Her work can be seen now through June 6 in Women Artists, Trenton Style, at the Trenton City Museum.

2021 04 HP American Versailles 1 Yess

“American Versailles Congoleum 1,” mixed media, artwork by Mary Yess.

What are you communicating with your art?

Color, light, evocation. I have a very visceral connection to color, so that aspect is probably most important to me. Subject matter is not as important; it’s more a carrier or vehicle to show the relationship between colors, between forms and lines.

But I do like to capture the beauty and sadness of industrial buildings and their surroundings. They are majestic relics and are so evocative, like lost cities. They amaze me: all the bricks, each made and placed by hand to create those mammoth buildings. They are palaces to me, and hence the title of one of my series, “American Versailles.”

What media do you use and why?

My work often falls under the category of mixed media, but the pieces are primarily oil (tube paint or oil sticks). I also use ink and pencil, even in paintings on canvas. I like lots of layers and pentimenti. I have another series, the “Oxford Codex/Lares Industria” series, where I use old file dividers as the base, incorporate discarded circuit boards on them, and paint landscapes or totem-like figures over all of it.

Who were you influenced by?

Classics like Velazquez, also Richard Diebenkorn, Joan Mitchell, David Smith, Willie Cole, Gee Bend quilters, Louise Nevelson, Bill Traylor, Jasper Johns, aboriginal art, and Persian miniatures.

Where do the ideas come from?

The starting point is usually a particular light or specific vista. Sometimes the vistas are used directly as images. Sometimes just their elements get added to my personal forms catalogue: particular building shapes (clerestories, mushroom-shaped vents), tree types, urban landscape elements (guard rails).

Do you paint on site or in the studio?

Many of the buildings I paint are in abandoned locations, and/or along very busy highways; so, it’s almost impossible to paint on site. I have to use photographs and drawings, and then do the work in the studio.

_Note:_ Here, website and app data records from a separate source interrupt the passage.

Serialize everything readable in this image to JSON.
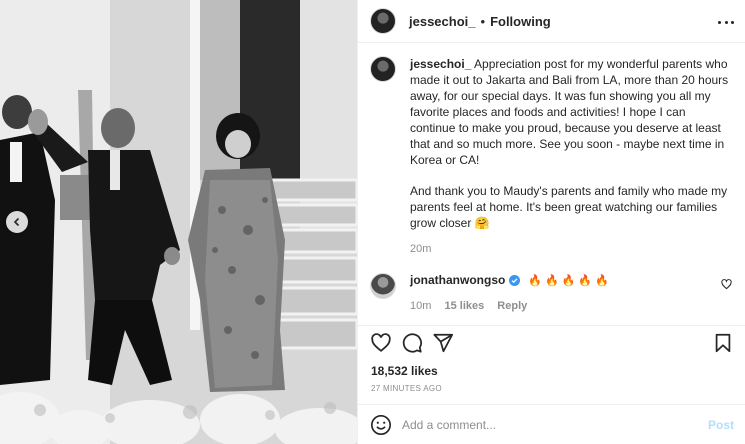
{
  "post": {
    "username": "jessechoi_",
    "separator": "•",
    "follow_status": "Following",
    "more_icon": "more-horizontal-icon"
  },
  "caption": {
    "username": "jessechoi_",
    "paragraph1": "Appreciation post for my wonderful parents who made it out to Jakarta and Bali from LA, more than 20 hours away, for our special days. It was fun showing you all my favorite places and foods and activities! I hope I can continue to make you proud, because you deserve at least that and so much more. See you soon - maybe next time in Korea or CA!",
    "paragraph2": "And thank you to Maudy's parents and family who made my parents feel at home. It's been great watching our families grow closer 🤗",
    "time": "20m"
  },
  "comments": [
    {
      "username": "jonathanwongso",
      "verified": true,
      "text": "🔥🔥🔥🔥🔥",
      "time": "10m",
      "likes": "15 likes",
      "reply": "Reply"
    }
  ],
  "actions": {
    "icons": [
      "heart-icon",
      "comment-icon",
      "share-icon",
      "bookmark-icon"
    ]
  },
  "likes": "18,532 likes",
  "posted_time": "27 MINUTES AGO",
  "add_comment": {
    "placeholder": "Add a comment...",
    "post_label": "Post",
    "emoji_icon": "emoji-icon"
  },
  "colors": {
    "link_disabled": "#b2dffc",
    "verified": "#3897f0",
    "secondary_text": "#8e8e8e",
    "border": "#efefef"
  }
}
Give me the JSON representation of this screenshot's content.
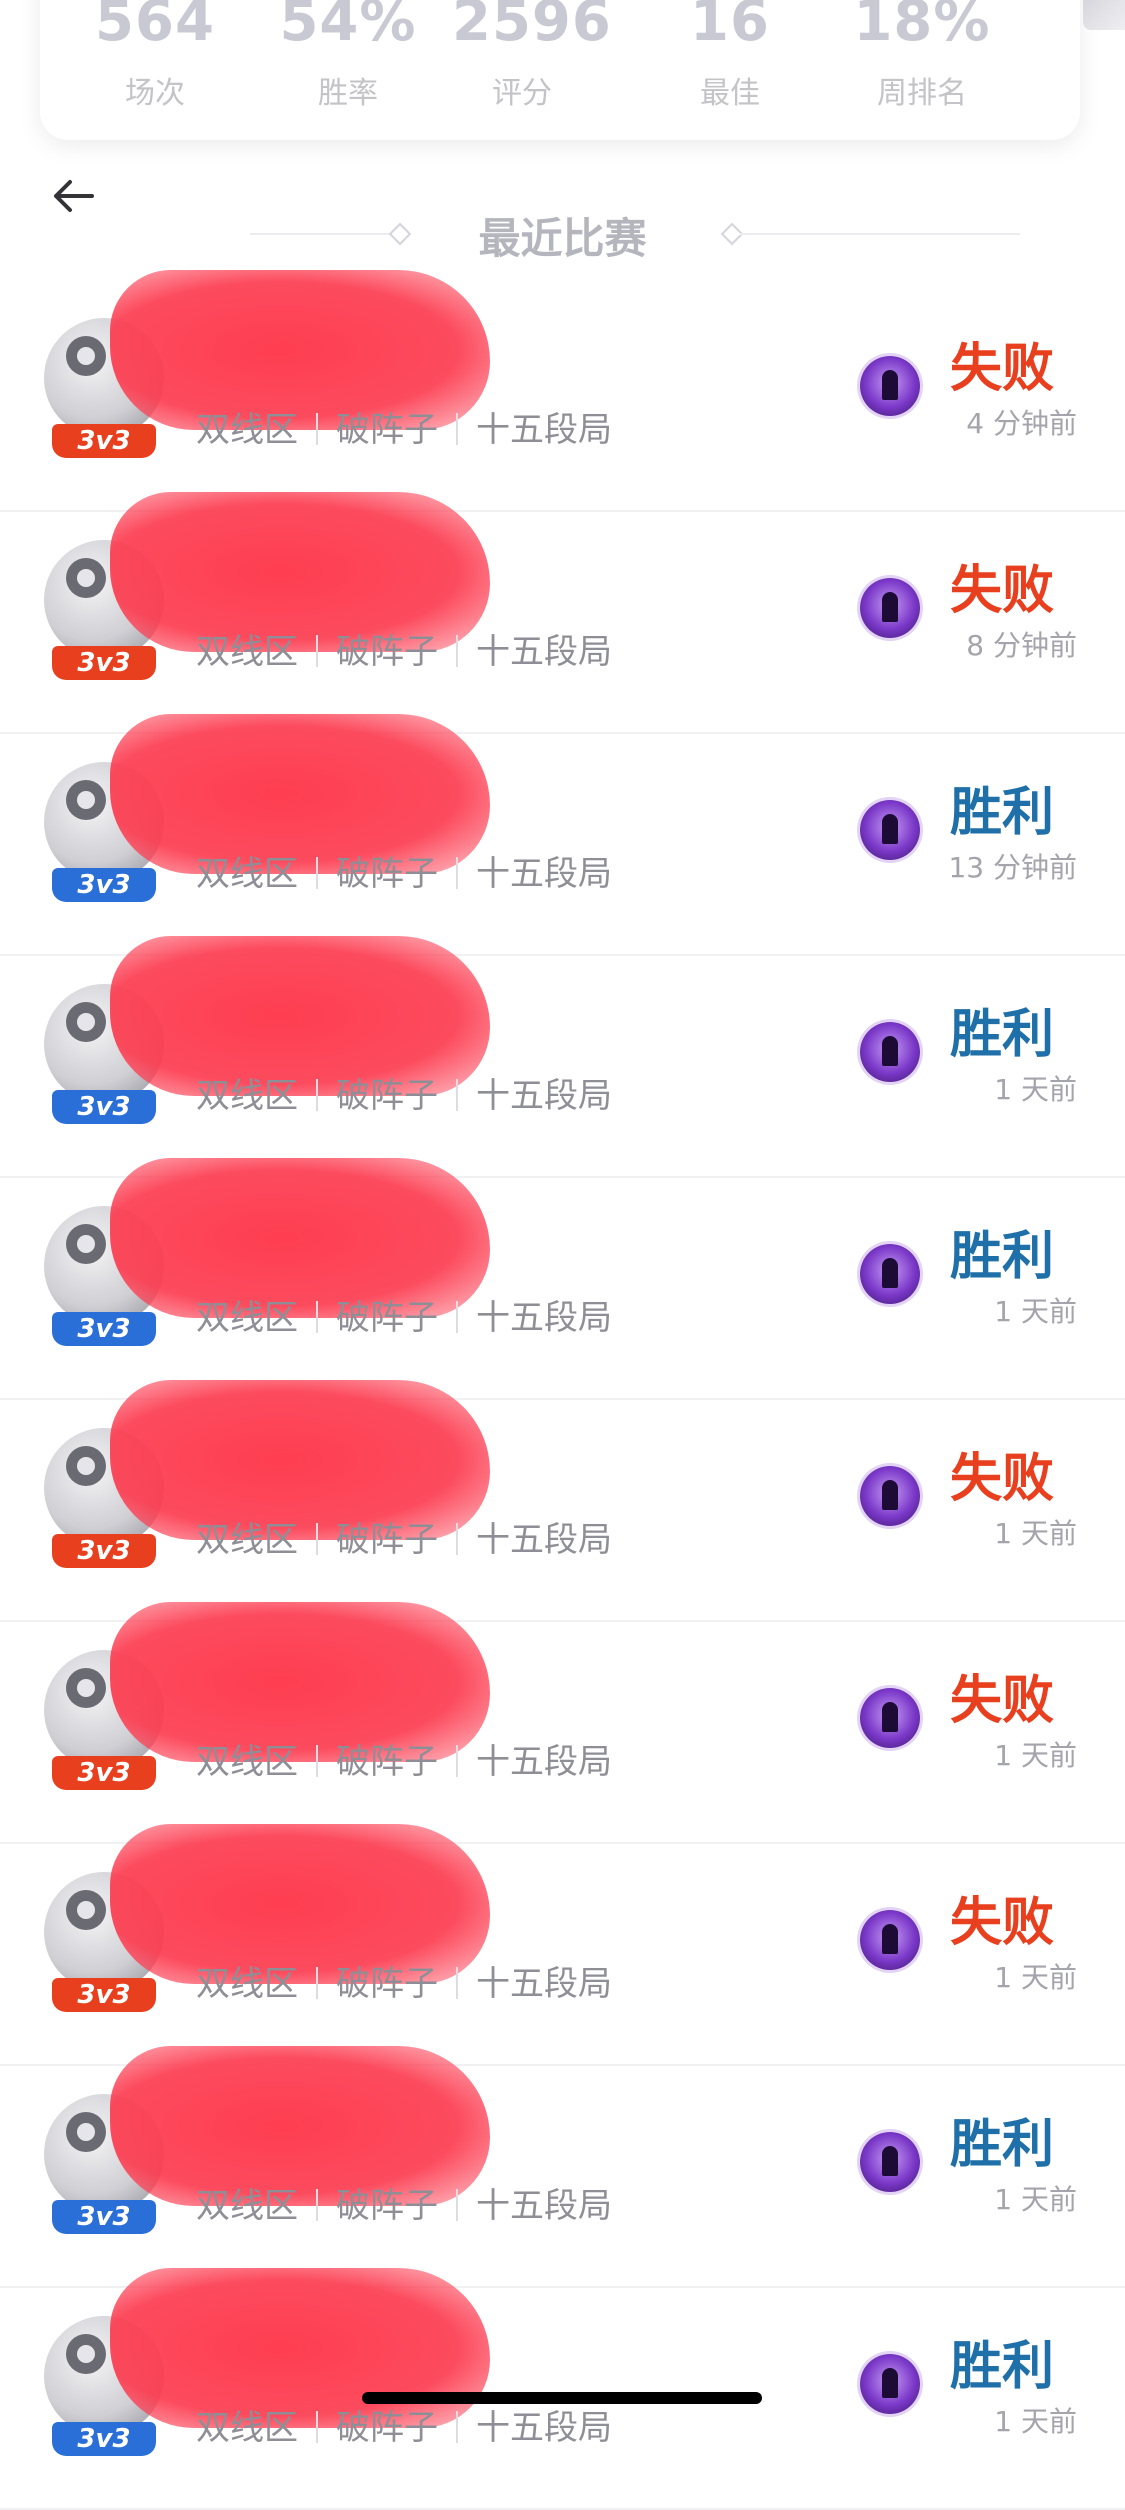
{
  "stats": [
    {
      "value": "564",
      "label": "场次"
    },
    {
      "value": "54%",
      "label": "胜率"
    },
    {
      "value": "2596",
      "label": "评分"
    },
    {
      "value": "16",
      "label": "最佳"
    },
    {
      "value": "18%",
      "label": "周排名"
    }
  ],
  "header": {
    "back_icon": "arrow-left-icon",
    "title": "最近比赛"
  },
  "colors": {
    "lose": "#e8401f",
    "win": "#1f6fa8",
    "badge_lose": "#e8401f",
    "badge_win": "#2a6ed8",
    "redaction": "#ff3a4e"
  },
  "matches": [
    {
      "mode": "3v3",
      "zone": "双线区",
      "position": "破阵子",
      "rank": "十五段局",
      "result": "失败",
      "outcome": "lose",
      "time": "4 分钟前"
    },
    {
      "mode": "3v3",
      "zone": "双线区",
      "position": "破阵子",
      "rank": "十五段局",
      "result": "失败",
      "outcome": "lose",
      "time": "8 分钟前"
    },
    {
      "mode": "3v3",
      "zone": "双线区",
      "position": "破阵子",
      "rank": "十五段局",
      "result": "胜利",
      "outcome": "win",
      "time": "13 分钟前"
    },
    {
      "mode": "3v3",
      "zone": "双线区",
      "position": "破阵子",
      "rank": "十五段局",
      "result": "胜利",
      "outcome": "win",
      "time": "1 天前"
    },
    {
      "mode": "3v3",
      "zone": "双线区",
      "position": "破阵子",
      "rank": "十五段局",
      "result": "胜利",
      "outcome": "win",
      "time": "1 天前"
    },
    {
      "mode": "3v3",
      "zone": "双线区",
      "position": "破阵子",
      "rank": "十五段局",
      "result": "失败",
      "outcome": "lose",
      "time": "1 天前"
    },
    {
      "mode": "3v3",
      "zone": "双线区",
      "position": "破阵子",
      "rank": "十五段局",
      "result": "失败",
      "outcome": "lose",
      "time": "1 天前"
    },
    {
      "mode": "3v3",
      "zone": "双线区",
      "position": "破阵子",
      "rank": "十五段局",
      "result": "失败",
      "outcome": "lose",
      "time": "1 天前"
    },
    {
      "mode": "3v3",
      "zone": "双线区",
      "position": "破阵子",
      "rank": "十五段局",
      "result": "胜利",
      "outcome": "win",
      "time": "1 天前"
    },
    {
      "mode": "3v3",
      "zone": "双线区",
      "position": "破阵子",
      "rank": "十五段局",
      "result": "胜利",
      "outcome": "win",
      "time": "1 天前"
    }
  ]
}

But, oftentimes, I am creating the buildings and other landscapes from scratch, so those are coming from my own vocabulary of building types, tree types, etc.

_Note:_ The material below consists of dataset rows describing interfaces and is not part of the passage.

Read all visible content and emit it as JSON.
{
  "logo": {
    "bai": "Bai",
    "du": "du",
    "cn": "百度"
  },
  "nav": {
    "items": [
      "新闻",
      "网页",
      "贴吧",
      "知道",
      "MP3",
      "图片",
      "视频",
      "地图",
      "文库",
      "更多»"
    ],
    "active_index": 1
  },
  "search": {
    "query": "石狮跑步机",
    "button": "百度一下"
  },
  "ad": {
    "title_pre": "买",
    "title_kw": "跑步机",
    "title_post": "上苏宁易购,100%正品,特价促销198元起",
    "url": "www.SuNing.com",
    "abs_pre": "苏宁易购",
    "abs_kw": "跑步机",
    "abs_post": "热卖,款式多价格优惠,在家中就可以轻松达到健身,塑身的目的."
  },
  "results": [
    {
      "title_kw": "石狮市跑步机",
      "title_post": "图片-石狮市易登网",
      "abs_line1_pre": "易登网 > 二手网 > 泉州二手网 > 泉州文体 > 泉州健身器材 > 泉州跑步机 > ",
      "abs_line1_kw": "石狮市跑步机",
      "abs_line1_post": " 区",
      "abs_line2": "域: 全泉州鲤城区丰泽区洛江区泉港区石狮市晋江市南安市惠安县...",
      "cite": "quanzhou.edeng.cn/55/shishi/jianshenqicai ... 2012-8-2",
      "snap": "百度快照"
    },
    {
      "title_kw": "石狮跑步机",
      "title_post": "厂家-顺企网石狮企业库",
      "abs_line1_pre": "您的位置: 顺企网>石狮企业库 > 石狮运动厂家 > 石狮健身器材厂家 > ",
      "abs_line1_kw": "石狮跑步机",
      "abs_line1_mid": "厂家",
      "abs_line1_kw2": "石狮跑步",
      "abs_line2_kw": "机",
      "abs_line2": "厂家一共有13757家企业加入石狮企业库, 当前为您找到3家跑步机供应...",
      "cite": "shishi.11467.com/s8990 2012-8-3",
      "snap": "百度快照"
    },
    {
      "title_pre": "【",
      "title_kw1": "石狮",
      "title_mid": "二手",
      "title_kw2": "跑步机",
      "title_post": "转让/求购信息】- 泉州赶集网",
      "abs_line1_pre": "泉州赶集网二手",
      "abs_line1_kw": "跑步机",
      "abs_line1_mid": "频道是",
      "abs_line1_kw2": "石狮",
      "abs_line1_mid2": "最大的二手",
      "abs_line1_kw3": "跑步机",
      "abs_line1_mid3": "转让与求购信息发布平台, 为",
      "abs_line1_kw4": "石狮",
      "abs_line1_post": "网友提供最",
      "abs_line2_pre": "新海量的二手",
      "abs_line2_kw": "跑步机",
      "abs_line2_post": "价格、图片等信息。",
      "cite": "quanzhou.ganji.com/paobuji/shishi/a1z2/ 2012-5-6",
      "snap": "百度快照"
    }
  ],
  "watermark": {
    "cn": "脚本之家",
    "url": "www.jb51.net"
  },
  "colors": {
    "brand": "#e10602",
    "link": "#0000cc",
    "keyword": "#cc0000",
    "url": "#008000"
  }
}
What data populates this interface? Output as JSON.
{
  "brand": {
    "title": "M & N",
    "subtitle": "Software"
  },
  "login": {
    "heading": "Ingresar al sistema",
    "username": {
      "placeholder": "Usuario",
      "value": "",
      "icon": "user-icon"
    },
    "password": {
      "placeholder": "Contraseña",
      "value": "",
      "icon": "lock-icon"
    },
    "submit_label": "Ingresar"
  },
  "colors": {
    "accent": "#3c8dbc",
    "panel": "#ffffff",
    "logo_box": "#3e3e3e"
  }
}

Briefly describe your process.

I start with a pencil drawing, then use ink to create some of the hard lines I want to show through, then oil and oil pastel, and finally some colored pencils to scribe lines, add color or texture. Layers are important.

How have you seen the arts evolve in this area?

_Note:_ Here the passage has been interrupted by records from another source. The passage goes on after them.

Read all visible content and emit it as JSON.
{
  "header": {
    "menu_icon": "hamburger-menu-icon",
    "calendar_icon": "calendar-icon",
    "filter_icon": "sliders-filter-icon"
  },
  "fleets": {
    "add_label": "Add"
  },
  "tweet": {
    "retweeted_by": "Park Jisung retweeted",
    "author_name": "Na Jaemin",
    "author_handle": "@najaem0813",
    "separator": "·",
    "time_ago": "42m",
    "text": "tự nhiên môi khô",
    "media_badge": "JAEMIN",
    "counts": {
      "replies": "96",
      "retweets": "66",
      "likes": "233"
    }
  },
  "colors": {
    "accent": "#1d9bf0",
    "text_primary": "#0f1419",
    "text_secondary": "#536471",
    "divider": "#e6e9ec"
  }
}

I’ve been involved in the Trenton area arts for many years (director of Artworks, president of TAWA, on the boards of Ellarslie and various arts commissions, and exhibiting extensively). There seem to be waves of activity. To paraphrase Ian Malcolm from Jurassic Park, “Art finds a way.”

Do you feel the arts are appreciated in Hamilton?

Hamilton is a tough community because it has no center. There’re no galleries here, except at the Grounds for Sculpture. What the Hamilton Arts Commission is doing gives me hope.

What drives you to paint?

It’s very absorbing, it is exploration, and it takes you into another domain.

What fight/struggle do you have regarding your art?

I’m very fortunate to have a great studio space. What’s tough is not being able to work on site (as mentioned above). But I’m not a “realist” painter, so I don’t mind using photographs as a jumping-off point.

What local attraction(s) do you love to visit or inspire you?

Any place that has industrial buildings. Trenton has a treasure trove, but also Buffalo (NY), Erie (PA), or along the train route from here up through Boston.

What is most fun about being an artist?

Taking reality and transforming it into something else.

What is on the horizon?

I want to push further, maybe even into abstraction. Am also looking to find a place where I can do welding again.

Thomas Kelly is a New Jersey based painter represented by several galleries. His narrative work has a signature style with its roots in expressionism.